Source: The Washington Post / Getty

WASHINGTON — Residents of East Palestine, Ohio are still dealing with the impacts of a massive chemical burn from a train derailment that happened in their town last week.

The train carrying the chemicals was owned by Norfolk Southern which has been facing fierce backlash from town’s folk who want to know what happened that led to the derailment. Last week government officials assured residents that air is safe to breathe and water safe to drink in East Palestine.

Still, many residents are reporting itchy eyes, coughing, headaches, and other ailments that they are attributing to the derailment.

“My heart goes out to the residents of East Palestine and Ohioans who are wrestling with this issue,” said Indiana Congressman Andre Carson (D) on MSNBC. “Indiana is right next door to Ohio and we’ve been getting calls about the impacts from this on Hoosiers as well.”

So far any impacts on Indiana from the derailment have not been made clear.

Carson, who sits on the House Transportation committee, said he is pleased with the response by the White House to the train derailment.

“I think that the Biden-Harris administration has effectively mobilized a very robust, multi-agency effort to support the folks in East Palestine, including support from the EPA,” Carson said.

The sticking point between the White House and Ohio Gov. Mike DeWine has been federal help from FEMA. Initially, such help was denied by President Biden, says DeWine.
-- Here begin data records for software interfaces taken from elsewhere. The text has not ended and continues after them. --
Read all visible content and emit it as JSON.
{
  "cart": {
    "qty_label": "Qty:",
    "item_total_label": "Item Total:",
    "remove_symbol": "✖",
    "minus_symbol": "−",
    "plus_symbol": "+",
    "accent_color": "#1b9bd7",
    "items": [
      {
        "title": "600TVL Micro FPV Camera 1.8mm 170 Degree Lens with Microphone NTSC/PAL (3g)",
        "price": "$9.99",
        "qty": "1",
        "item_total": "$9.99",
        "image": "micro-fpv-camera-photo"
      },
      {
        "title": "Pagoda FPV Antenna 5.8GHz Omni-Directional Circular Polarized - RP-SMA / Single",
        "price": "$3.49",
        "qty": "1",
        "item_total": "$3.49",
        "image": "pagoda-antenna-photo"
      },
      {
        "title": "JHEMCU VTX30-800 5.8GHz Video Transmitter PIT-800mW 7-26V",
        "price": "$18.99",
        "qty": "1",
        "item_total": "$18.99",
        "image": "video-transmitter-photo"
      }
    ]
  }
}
However, since then it’s been confirmed that FEMA officials are on the ground in East Palestine assessing what federal aid may be necessary.

Carson places some questions on what happened with railroad regulations that were rolled back under the Trump administration.

“We have to hold elected officials accountable after we elect them and re-elect them to make sure that they are doing a proper job of being trustees over taxpayer interests,” Carson said. “We also have to work with the rail companies as well to make sure that they’re raising their standards.”